- [EXERCISE DIRECTIONS]
Nothing but the lines holding the string "Steve" should appear in the answer. Copy them from the entries.

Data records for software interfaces
■ ■ ■ ■ ■
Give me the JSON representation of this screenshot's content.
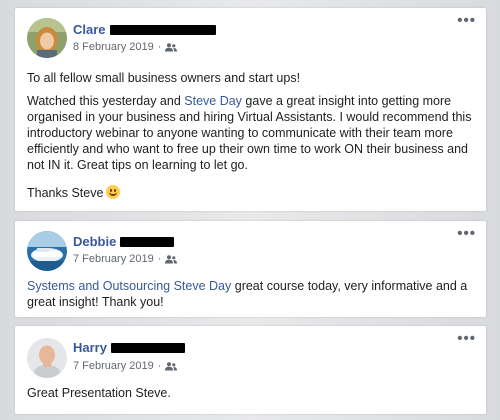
{
  "posts": [
    {
      "author": "Clare",
      "date": "8 February 2019",
      "separator": "·",
      "paragraph1": "To all fellow small business owners and start ups!",
      "paragraph2_before_link": "Watched this yesterday and ",
      "paragraph2_link": "Steve Day",
      "paragraph2_after_link": " gave a great insight into getting more organised in your business and hiring Virtual Assistants. I would recommend this introductory webinar to anyone wanting to communicate with their team more efficiently and who want to free up their own time to work ON their business and not IN it. Great tips on learning to let go.",
      "closing": "Thanks Steve",
      "closing_emoji": "smiling-face-emoji"
    },
    {
      "author": "Debbie",
      "date": "7 February 2019",
      "separator": "·",
      "link_text": "Systems and Outsourcing Steve Day",
      "text_after_link": " great course today, very informative and a great insight! Thank you!"
    },
    {
      "author": "Harry",
      "date": "7 February 2019",
      "separator": "·",
      "text": "Great Presentation Steve."
    }
  ],
  "icons": {
    "audience": "group-audience-icon",
    "more": "more-options-icon"
  },
  "colors": {
    "link": "#385898",
    "meta": "#616770",
    "background": "#dfe1e5"
  }
}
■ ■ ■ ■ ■
- [OUTPUT BELOW]
      "paragraph2_link": "Steve Day",
      "closing": "Thanks Steve",
      "link_text": "Systems and Outsourcing Steve Day",
      "text": "Great Presentation Steve."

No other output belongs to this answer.